This post started as yet another rant about how you need to work to achieve artistic success. I thought about the other version of this post most of the day and decided I’m going to rework that one. In this post I’m going to talk about something else people who write bring up with near religious fervor: should you write every day?
The Value of Discipline
I think the advice should be you should write most days. There are going to be days where it comes easily and days where you’re lucky to get a few sentences out. If you’re just getting started this is OK and probably expected. Once you’ve been doing it a while you’re going to realize this happens to experienced writers as well. The “professional” knows the work will get done because they’ve disciplined themselves to do it.
Setting your target to a reasonable and achievable goal is going to go a long way in keeping you motivated.
You are a bucket of energy with a hole in the bottom
The Energy Bucket
My first flight instructor was this guy named Bud. Bud was about a foot and a half shorter than me, and I think we were matched up because I’m a doughboy. There’s a weight limit on a two-seat training aircraft, and with a full load of fuel there was room for the two of us. I digress.
We were practicing landings, and I had an approach I just didn’t think was working. I decided to abort the landing and make another attempt (which we call a go-around). I put my hand on the throttle and was about to make the radio call when Bud grabbed my hand, pulled the throttle out, and calmly told me we were simulating an engine failure. I think I said something along the lines of Oh shit; Bud’s response was, “Manage the energy to get the plane down.”

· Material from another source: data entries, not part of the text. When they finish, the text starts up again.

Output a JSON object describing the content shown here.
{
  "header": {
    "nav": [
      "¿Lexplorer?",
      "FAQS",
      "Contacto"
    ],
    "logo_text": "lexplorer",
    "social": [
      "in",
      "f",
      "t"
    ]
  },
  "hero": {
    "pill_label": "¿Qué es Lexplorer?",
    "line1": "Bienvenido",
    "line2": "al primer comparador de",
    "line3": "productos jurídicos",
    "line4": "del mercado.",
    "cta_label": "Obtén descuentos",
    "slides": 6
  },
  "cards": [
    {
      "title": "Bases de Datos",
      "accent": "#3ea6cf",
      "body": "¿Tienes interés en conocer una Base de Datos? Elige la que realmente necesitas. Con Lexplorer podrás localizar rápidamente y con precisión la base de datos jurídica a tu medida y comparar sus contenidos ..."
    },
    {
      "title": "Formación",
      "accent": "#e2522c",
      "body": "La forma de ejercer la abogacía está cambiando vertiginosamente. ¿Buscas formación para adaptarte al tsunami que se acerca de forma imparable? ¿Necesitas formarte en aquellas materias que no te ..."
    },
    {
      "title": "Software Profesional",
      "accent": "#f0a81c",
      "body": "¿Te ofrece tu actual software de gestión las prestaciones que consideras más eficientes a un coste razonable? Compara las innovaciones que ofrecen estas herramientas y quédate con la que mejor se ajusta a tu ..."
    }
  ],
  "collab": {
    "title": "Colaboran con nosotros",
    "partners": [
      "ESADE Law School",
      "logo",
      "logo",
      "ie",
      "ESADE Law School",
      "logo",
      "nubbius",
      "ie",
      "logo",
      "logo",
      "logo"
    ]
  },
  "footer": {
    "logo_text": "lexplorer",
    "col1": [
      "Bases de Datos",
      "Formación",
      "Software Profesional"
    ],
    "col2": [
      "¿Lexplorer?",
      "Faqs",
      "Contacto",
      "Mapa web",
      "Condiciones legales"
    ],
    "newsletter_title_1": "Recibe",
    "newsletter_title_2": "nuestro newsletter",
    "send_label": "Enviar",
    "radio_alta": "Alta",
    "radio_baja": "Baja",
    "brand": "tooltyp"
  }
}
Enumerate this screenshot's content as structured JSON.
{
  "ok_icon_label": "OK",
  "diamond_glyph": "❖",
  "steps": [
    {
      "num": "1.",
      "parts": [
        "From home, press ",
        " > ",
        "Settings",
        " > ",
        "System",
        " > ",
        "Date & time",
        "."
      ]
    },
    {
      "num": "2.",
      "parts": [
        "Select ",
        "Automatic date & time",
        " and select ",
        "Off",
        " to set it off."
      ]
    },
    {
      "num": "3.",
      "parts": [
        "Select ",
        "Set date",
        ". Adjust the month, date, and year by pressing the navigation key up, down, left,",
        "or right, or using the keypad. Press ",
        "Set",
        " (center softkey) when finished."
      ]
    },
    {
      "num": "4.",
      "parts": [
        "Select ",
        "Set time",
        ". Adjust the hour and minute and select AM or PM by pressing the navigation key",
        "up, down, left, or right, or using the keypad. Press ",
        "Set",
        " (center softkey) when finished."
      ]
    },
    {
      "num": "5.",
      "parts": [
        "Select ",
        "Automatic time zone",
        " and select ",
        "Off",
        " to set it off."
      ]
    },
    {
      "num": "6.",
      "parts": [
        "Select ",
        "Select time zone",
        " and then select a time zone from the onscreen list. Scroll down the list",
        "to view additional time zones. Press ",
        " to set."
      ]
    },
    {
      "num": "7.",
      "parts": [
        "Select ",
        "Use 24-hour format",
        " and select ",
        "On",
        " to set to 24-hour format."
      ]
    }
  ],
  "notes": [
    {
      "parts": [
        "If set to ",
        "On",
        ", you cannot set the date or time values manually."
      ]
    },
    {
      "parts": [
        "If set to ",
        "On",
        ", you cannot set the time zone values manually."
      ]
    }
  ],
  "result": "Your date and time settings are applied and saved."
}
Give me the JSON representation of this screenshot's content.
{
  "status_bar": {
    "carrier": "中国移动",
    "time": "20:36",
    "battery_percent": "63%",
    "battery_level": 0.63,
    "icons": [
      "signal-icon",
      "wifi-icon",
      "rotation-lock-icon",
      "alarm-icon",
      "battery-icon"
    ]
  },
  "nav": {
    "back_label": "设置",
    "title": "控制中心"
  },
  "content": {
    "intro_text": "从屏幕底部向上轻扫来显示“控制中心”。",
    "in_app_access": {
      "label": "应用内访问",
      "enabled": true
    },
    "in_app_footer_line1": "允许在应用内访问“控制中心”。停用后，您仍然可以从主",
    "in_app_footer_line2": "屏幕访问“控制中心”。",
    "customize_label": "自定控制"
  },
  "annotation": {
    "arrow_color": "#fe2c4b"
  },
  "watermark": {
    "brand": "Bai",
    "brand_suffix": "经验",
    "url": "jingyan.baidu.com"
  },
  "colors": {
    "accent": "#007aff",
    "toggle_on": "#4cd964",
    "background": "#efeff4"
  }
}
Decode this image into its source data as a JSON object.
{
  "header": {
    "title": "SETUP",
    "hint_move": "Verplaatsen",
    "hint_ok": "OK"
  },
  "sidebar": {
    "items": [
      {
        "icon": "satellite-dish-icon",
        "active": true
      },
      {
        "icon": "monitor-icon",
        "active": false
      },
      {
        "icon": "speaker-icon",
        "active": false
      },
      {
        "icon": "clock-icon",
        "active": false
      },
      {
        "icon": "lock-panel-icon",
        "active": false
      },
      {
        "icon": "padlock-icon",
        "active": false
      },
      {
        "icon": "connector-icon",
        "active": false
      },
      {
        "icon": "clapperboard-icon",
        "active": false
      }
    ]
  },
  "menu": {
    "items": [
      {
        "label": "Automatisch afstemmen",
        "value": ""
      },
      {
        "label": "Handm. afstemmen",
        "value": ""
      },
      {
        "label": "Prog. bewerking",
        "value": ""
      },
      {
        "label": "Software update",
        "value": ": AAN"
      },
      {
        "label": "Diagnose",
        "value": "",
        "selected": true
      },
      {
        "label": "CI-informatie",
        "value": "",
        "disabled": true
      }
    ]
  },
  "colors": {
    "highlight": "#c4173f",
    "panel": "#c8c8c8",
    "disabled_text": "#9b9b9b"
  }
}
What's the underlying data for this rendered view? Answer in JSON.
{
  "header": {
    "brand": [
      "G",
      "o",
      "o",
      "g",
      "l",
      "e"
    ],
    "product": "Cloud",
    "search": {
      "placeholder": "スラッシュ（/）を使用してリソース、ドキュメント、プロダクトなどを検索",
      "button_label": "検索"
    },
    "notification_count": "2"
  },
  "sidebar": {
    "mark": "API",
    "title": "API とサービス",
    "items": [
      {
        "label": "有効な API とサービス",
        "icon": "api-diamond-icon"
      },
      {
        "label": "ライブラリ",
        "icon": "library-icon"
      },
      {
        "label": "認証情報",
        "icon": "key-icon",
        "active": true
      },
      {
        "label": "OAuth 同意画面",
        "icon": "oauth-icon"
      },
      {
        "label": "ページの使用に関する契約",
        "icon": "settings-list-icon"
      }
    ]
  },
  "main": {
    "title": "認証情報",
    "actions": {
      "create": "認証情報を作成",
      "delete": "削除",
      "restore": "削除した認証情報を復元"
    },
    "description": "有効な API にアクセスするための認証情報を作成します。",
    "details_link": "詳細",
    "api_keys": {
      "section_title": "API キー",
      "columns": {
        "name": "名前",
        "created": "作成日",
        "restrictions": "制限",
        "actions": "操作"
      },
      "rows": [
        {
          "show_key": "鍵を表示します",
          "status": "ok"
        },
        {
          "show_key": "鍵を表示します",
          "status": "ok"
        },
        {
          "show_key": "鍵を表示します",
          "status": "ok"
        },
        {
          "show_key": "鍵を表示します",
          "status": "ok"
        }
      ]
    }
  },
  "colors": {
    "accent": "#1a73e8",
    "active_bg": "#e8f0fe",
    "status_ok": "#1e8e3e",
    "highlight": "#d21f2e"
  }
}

It was far from my finest approach and the landing was a bit rough, but we both walked away and someone else was able to take that plane up when we were done. As we sat in Bud’s office during the debriefing session, Bud described a plane as “a bucket of energy with a hole in the bottom. Energy is constantly going in but it’s also leaking out the bottom.”
I’m going to admit it took a long time for me to grasp what Bud was saying that hot summer afternoon, but now it makes sense. Matter of fact I think any task can be equated to the energy bucket: we only have so much time to work before we must rest. We can relentlessly try to keep our energy up but no system is infinite in its capacity; we need to manage what we have available so we don’t run out when we need it most.
We Are Energy Buckets As Well
Like planes, people are energy buckets as well. I see many people pursuing things – not just art, but anything – who push and push and push themselves until collapse. If this comes with what the person considers an artistic failure they may give up and walk away.
I strongly advise you don’t let this happen to you. Yes, there is a time to push. There is also a time to rest and recharge. Knowing when you need to back off is not a weakness, but a strength.